■ Records shown ■
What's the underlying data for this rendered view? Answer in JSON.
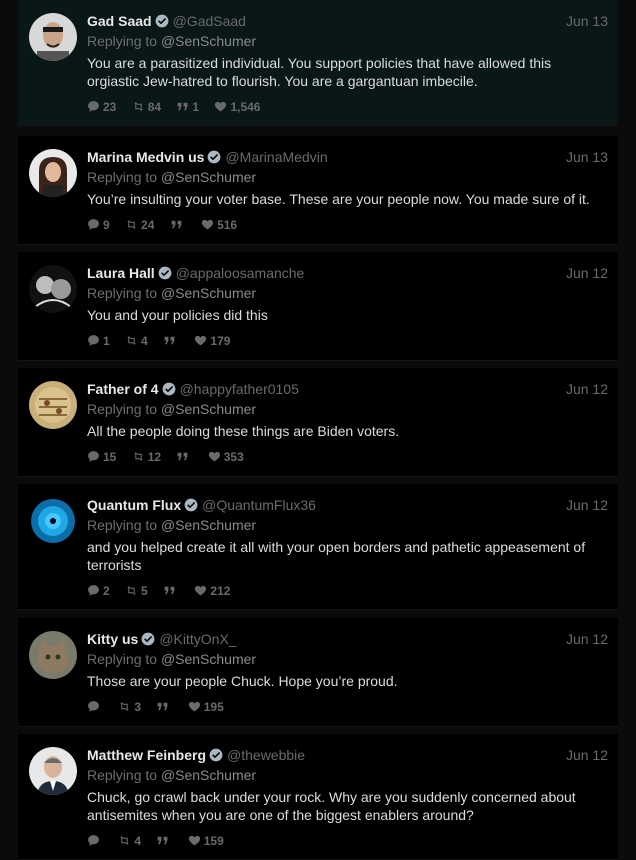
{
  "top_mark": "[][]",
  "reply_prefix": "Replying to",
  "tweets": [
    {
      "name": "Gad Saad",
      "handle": "@GadSaad",
      "date": "Jun 13",
      "reply_to": "@SenSchumer",
      "text": "You are a parasitized individual.  You support policies that have allowed this orgiastic Jew-hatred to flourish.  You are a gargantuan imbecile.",
      "replies": "23",
      "retweets": "84",
      "quotes": "1",
      "likes": "1,546"
    },
    {
      "name": "Marina Medvin us",
      "handle": "@MarinaMedvin",
      "date": "Jun 13",
      "reply_to": "@SenSchumer",
      "text": "You’re insulting your voter base. These are your people now. You made sure of it.",
      "replies": "9",
      "retweets": "24",
      "quotes": "",
      "likes": "516"
    },
    {
      "name": "Laura Hall",
      "handle": "@appaloosamanche",
      "date": "Jun 12",
      "reply_to": "@SenSchumer",
      "text": "You and your policies did this",
      "replies": "1",
      "retweets": "4",
      "quotes": "",
      "likes": "179"
    },
    {
      "name": "Father of 4",
      "handle": "@happyfather0105",
      "date": "Jun 12",
      "reply_to": "@SenSchumer",
      "text": "All the people doing these things are Biden voters.",
      "replies": "15",
      "retweets": "12",
      "quotes": "",
      "likes": "353"
    },
    {
      "name": "Quantum Flux",
      "handle": "@QuantumFlux36",
      "date": "Jun 12",
      "reply_to": "@SenSchumer",
      "text": "and you helped create it all with your open borders and pathetic appeasement of terrorists",
      "replies": "2",
      "retweets": "5",
      "quotes": "",
      "likes": "212"
    },
    {
      "name": "Kitty us",
      "handle": "@KittyOnX_",
      "date": "Jun 12",
      "reply_to": "@SenSchumer",
      "text": "Those are your people Chuck. Hope you’re proud.",
      "replies": "",
      "retweets": "3",
      "quotes": "",
      "likes": "195"
    },
    {
      "name": "Matthew Feinberg",
      "handle": "@thewebbie",
      "date": "Jun 12",
      "reply_to": "@SenSchumer",
      "text": "Chuck, go crawl back under your rock. Why are you suddenly concerned about antisemites when you are one of the biggest enablers around?",
      "replies": "",
      "retweets": "4",
      "quotes": "",
      "likes": "159"
    }
  ],
  "colors": {
    "background": "#0b0b0b",
    "card": "#000000",
    "highlight": "#091717",
    "verified": "#aab8c2",
    "muted": "#6a6a6a"
  },
  "icons": [
    "reply-icon",
    "retweet-icon",
    "quote-icon",
    "like-icon",
    "verified-icon"
  ]
}
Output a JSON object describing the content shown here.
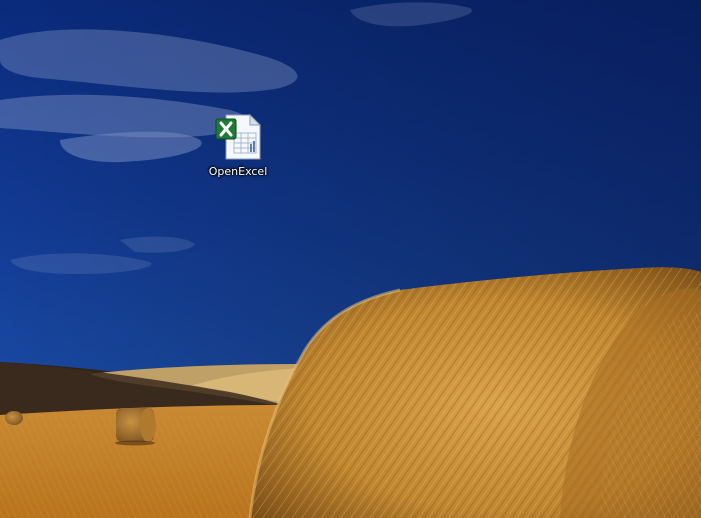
{
  "desktop": {
    "wallpaper": {
      "subject": "hay-bale-field",
      "sky_color": "#0d2f86",
      "sky_dark_color": "#041a5a",
      "field_color": "#c98a2c",
      "hill_color": "#3a2a1c"
    },
    "icons": [
      {
        "label": "OpenExcel",
        "icon": "excel-file-icon",
        "accent_color": "#1e7b34"
      }
    ]
  }
}
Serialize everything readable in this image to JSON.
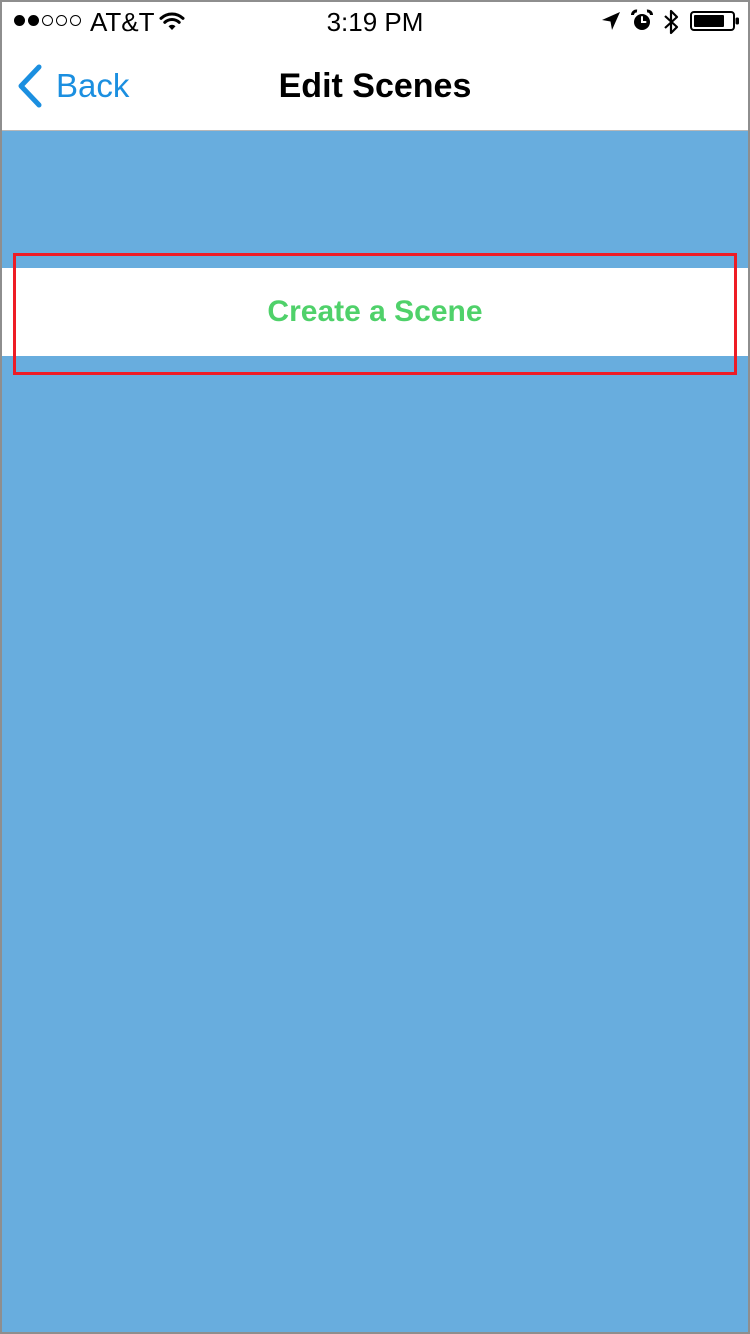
{
  "status_bar": {
    "carrier": "AT&T",
    "time": "3:19 PM",
    "signal_bars_filled": 2,
    "signal_bars_total": 5,
    "icons": [
      "signal-dots-icon",
      "wifi-icon",
      "location-arrow-icon",
      "alarm-clock-icon",
      "bluetooth-icon",
      "battery-icon"
    ]
  },
  "nav": {
    "back_label": "Back",
    "title": "Edit Scenes"
  },
  "scenes": {
    "create_label": "Create a Scene"
  },
  "colors": {
    "background": "#68adde",
    "accent_blue": "#1b8fe0",
    "create_green": "#4fd16a",
    "highlight_red": "#ee1c25"
  }
}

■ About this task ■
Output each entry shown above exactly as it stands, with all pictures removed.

■ Response area ■
What's the underlying data for this rendered view? Answer in JSON.
{
  "top_mark": "[][]",
  "reply_prefix": "Replying to",
  "tweets": [
    {
      "name": "Gad Saad",
      "handle": "@GadSaad",
      "date": "Jun 13",
      "reply_to": "@SenSchumer",
      "text": "You are a parasitized individual.  You support policies that have allowed this orgiastic Jew-hatred to flourish.  You are a gargantuan imbecile.",
      "replies": "23",
      "retweets": "84",
      "quotes": "1",
      "likes": "1,546"
    },
    {
      "name": "Marina Medvin us",
      "handle": "@MarinaMedvin",
      "date": "Jun 13",
      "reply_to": "@SenSchumer",
      "text": "You’re insulting your voter base. These are your people now. You made sure of it.",
      "replies": "9",
      "retweets": "24",
      "quotes": "",
      "likes": "516"
    },
    {
      "name": "Laura Hall",
      "handle": "@appaloosamanche",
      "date": "Jun 12",
      "reply_to": "@SenSchumer",
      "text": "You and your policies did this",
      "replies": "1",
      "retweets": "4",
      "quotes": "",
      "likes": "179"
    },
    {
      "name": "Father of 4",
      "handle": "@happyfather0105",
      "date": "Jun 12",
      "reply_to": "@SenSchumer",
      "text": "All the people doing these things are Biden voters.",
      "replies": "15",
      "retweets": "12",
      "quotes": "",
      "likes": "353"
    },
    {
      "name": "Quantum Flux",
      "handle": "@QuantumFlux36",
      "date": "Jun 12",
      "reply_to": "@SenSchumer",
      "text": "and you helped create it all with your open borders and pathetic appeasement of terrorists",
      "replies": "2",
      "retweets": "5",
      "quotes": "",
      "likes": "212"
    },
    {
      "name": "Kitty us",
      "handle": "@KittyOnX_",
      "date": "Jun 12",
      "reply_to": "@SenSchumer",
      "text": "Those are your people Chuck. Hope you’re proud.",
      "replies": "",
      "retweets": "3",
      "quotes": "",
      "likes": "195"
    },
    {
      "name": "Matthew Feinberg",
      "handle": "@thewebbie",
      "date": "Jun 12",
      "reply_to": "@SenSchumer",
      "text": "Chuck, go crawl back under your rock. Why are you suddenly concerned about antisemites when you are one of the biggest enablers around?",
      "replies": "",
      "retweets": "4",
      "quotes": "",
      "likes": "159"
    }
  ],
  "colors": {
    "background": "#0b0b0b",
    "card": "#000000",
    "highlight": "#091717",
    "verified": "#aab8c2",
    "muted": "#6a6a6a"
  },
  "icons": [
    "reply-icon",
    "retweet-icon",
    "quote-icon",
    "like-icon",
    "verified-icon"
  ]
}
Output a JSON object describing the content shown here.
{
  "desktop": {
    "wallpaper": {
      "subject": "hay-bale-field",
      "sky_color": "#0d2f86",
      "sky_dark_color": "#041a5a",
      "field_color": "#c98a2c",
      "hill_color": "#3a2a1c"
    },
    "icons": [
      {
        "label": "OpenExcel",
        "icon": "excel-file-icon",
        "accent_color": "#1e7b34"
      }
    ]
  }
}
Serialize everything readable in this image to JSON.
{
  "status_bar": {
    "carrier": "AT&T",
    "time": "3:19 PM",
    "signal_bars_filled": 2,
    "signal_bars_total": 5,
    "icons": [
      "signal-dots-icon",
      "wifi-icon",
      "location-arrow-icon",
      "alarm-clock-icon",
      "bluetooth-icon",
      "battery-icon"
    ]
  },
  "nav": {
    "back_label": "Back",
    "title": "Edit Scenes"
  },
  "scenes": {
    "create_label": "Create a Scene"
  },
  "colors": {
    "background": "#68adde",
    "accent_blue": "#1b8fe0",
    "create_green": "#4fd16a",
    "highlight_red": "#ee1c25"
  }
}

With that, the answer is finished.